The Shoura Council is currently debating a new law to fight tasattur or illegal business activities conducted by expatriates in the name of Saudis. The law is significant as the country’s shadow economy is estimated at nearly SR250 billion annually.
A study conducted by Prince Mishaal bin Majed Chair on Conducting Research on tasattur said the value of shadow economy in the Kingdom rose from SR99.9 billion in 1999 to SR249.99 billion in 2011. “This represent about 30 percent of the country’s gross domestic product,” the study said.
“The law for the creation of a government body and the unification of multiple systems related to combating illegal economic activities,” said Fahad bin Jumaa, a member of the consultative body, adding that it would punish people indulged in illegal commercial and financial activities, and help monitor cash flow.
The new law, on which the Shoura Council will vote tomorrow, includes seven indicators, which Jumaa described as “being implemented in more than one place in the world, and essential to help identify and monitor illegal activities.”
This comes at a time when the Kingdom is introducing a number of other specified systems related to developing the judiciary, improving efficiency of economic controls, and combating terror funding, money laundering and drugs.
According to Jumaa, the Shoura committee was rejecting the proposed law because of the presence of other laws to combat illegal activities, including tasattur, money laundering and drugs, which, they argue, cannot be unified.

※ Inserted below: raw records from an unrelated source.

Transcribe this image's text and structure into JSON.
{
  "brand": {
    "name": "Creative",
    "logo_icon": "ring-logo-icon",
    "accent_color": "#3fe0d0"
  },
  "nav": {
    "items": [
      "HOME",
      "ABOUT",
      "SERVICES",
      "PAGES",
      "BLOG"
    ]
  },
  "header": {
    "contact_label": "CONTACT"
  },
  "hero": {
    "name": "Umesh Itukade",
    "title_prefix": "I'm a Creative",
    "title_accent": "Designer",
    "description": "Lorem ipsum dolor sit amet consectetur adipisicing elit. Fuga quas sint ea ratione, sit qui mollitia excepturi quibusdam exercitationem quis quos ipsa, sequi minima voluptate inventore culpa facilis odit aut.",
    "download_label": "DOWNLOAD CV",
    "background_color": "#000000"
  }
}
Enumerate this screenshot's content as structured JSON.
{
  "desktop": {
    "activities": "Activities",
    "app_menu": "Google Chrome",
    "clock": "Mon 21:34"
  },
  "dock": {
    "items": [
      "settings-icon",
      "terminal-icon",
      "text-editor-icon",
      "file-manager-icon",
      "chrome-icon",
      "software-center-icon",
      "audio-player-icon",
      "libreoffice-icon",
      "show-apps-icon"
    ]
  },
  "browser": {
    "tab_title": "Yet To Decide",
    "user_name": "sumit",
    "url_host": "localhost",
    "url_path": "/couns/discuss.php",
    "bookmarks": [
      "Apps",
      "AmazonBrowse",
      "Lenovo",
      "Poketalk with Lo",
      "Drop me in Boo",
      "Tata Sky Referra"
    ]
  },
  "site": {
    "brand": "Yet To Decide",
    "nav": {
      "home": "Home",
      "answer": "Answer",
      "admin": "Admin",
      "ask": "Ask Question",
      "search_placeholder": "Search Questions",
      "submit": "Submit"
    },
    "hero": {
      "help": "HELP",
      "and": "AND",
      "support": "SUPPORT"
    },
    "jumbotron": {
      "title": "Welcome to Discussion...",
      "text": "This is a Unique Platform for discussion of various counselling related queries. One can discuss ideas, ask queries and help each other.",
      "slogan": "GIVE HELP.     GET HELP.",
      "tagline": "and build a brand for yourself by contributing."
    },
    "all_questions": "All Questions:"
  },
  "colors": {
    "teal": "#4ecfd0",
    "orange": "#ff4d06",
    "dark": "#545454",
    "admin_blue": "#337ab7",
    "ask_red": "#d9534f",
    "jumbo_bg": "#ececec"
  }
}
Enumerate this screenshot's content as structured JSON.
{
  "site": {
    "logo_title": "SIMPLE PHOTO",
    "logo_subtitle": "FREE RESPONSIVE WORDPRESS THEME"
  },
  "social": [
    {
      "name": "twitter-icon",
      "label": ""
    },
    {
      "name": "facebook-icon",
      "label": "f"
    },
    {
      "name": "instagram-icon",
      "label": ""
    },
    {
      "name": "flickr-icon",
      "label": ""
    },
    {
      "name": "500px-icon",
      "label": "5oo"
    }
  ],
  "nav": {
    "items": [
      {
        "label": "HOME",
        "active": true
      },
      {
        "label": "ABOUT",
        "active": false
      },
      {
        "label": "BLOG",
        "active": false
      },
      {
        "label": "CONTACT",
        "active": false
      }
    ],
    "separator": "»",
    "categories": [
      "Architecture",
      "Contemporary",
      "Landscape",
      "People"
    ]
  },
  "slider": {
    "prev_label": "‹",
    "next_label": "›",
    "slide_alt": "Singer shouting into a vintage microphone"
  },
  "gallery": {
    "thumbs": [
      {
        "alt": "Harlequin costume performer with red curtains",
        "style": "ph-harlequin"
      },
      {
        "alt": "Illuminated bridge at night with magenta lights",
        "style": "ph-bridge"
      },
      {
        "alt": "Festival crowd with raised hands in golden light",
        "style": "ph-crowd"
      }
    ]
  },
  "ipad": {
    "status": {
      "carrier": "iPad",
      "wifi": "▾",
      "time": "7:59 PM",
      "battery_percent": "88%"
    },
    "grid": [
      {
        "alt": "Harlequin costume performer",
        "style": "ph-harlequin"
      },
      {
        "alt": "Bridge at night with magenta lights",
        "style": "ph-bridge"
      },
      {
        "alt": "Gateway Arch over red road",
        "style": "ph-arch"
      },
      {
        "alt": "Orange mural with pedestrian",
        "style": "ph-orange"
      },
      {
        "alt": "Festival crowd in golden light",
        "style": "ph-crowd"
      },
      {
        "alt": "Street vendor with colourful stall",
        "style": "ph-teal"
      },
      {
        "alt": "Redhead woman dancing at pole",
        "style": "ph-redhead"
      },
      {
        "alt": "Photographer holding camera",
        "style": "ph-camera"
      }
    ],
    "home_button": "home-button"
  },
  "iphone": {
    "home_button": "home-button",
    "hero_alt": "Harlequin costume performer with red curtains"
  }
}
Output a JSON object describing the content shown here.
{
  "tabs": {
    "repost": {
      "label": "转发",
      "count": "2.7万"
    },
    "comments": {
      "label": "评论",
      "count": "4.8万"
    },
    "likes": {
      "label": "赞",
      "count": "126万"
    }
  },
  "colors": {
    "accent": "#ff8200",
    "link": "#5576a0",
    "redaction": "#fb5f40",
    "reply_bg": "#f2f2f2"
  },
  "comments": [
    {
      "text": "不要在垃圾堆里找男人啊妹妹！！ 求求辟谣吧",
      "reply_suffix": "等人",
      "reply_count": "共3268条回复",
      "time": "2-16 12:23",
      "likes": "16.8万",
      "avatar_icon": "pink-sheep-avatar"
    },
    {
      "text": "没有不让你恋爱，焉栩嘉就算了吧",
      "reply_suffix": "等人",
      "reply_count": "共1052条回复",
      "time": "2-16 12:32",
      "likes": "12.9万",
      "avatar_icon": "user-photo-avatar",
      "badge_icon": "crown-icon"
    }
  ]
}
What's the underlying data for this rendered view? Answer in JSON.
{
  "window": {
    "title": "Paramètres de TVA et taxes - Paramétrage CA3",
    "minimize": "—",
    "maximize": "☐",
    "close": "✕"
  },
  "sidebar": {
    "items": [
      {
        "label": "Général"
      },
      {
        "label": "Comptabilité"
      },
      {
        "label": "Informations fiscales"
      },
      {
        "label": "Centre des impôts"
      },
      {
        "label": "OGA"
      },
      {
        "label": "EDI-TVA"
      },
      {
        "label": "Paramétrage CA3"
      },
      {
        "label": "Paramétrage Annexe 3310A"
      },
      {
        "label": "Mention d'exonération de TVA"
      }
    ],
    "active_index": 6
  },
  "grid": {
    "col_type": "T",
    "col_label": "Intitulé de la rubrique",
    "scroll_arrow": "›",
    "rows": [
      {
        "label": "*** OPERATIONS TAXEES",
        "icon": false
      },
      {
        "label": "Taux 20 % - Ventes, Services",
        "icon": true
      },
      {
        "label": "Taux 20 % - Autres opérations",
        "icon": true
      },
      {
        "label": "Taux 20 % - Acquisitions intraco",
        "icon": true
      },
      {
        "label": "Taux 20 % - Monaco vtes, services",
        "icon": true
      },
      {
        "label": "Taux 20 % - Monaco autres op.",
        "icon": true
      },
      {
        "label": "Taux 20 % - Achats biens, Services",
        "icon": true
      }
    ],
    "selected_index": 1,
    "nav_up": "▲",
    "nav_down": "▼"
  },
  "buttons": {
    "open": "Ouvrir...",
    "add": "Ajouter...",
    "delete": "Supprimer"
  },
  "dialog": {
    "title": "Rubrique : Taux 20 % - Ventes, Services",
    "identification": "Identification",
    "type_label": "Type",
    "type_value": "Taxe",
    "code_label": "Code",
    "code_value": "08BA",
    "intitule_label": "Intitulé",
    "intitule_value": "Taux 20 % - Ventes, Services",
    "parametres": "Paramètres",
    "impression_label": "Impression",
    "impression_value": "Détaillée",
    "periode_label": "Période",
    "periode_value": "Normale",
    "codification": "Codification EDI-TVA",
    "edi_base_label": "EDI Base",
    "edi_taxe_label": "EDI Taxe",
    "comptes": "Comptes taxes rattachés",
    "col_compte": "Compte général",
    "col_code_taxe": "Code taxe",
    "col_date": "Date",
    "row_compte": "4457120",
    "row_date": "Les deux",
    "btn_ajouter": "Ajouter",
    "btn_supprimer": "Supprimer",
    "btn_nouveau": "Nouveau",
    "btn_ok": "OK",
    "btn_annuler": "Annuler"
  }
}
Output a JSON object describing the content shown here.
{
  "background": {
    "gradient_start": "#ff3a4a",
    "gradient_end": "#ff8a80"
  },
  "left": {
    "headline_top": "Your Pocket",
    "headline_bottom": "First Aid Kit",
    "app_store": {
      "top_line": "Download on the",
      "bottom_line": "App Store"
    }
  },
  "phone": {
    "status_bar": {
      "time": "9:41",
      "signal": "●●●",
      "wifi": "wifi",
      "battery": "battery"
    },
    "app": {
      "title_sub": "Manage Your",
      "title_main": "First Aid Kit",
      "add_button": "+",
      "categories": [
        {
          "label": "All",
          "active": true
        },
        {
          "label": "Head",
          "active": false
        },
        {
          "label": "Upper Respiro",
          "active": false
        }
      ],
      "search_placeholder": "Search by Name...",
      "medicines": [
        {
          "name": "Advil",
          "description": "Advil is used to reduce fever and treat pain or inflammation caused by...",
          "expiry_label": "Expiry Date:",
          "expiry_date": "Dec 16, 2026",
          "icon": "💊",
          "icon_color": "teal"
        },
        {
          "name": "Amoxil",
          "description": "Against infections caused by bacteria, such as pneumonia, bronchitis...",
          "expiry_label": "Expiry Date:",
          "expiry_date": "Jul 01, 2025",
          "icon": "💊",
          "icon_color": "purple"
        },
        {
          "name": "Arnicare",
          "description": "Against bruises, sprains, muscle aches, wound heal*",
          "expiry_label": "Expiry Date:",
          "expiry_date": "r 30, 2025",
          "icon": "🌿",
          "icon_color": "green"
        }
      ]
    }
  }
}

In response, he argued that the problems go beyond activities of money laundering, tasattur or drugs as “these represent only a fraction of the shadow economy and are the results, not the causes.”
Lawyer Hammoud Al-Najm, a legal expert, said: “I do not think the draft law will be approved because its contents include the reiteration of penalties and criminal offenses and lead to overlapping in criminal jurisdictions.”